[Materials provided — start]

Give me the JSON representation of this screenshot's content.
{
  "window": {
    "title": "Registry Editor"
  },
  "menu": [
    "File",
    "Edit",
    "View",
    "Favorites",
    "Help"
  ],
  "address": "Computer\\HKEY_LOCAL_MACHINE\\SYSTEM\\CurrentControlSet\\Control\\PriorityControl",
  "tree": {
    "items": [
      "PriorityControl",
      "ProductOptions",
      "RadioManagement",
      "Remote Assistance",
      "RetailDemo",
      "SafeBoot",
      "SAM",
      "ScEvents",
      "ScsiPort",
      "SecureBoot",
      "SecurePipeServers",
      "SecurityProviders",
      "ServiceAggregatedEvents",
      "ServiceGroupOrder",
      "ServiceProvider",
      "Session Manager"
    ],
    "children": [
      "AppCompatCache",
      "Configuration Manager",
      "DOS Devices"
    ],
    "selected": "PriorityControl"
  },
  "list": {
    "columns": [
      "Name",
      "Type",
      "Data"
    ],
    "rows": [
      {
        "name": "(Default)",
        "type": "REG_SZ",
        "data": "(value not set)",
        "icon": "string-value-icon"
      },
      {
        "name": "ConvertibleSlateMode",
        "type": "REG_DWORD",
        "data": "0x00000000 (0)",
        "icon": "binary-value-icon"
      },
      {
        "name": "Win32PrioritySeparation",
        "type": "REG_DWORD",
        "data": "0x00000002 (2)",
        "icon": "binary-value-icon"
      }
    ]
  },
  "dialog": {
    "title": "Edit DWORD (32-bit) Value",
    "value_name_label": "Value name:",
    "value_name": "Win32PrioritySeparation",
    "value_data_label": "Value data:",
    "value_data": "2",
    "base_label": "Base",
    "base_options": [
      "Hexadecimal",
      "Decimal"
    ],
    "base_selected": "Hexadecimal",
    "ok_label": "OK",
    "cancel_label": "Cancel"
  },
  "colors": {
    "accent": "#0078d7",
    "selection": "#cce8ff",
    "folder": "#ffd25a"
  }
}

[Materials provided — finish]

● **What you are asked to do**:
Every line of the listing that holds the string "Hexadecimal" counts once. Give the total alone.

● **Solution**:
2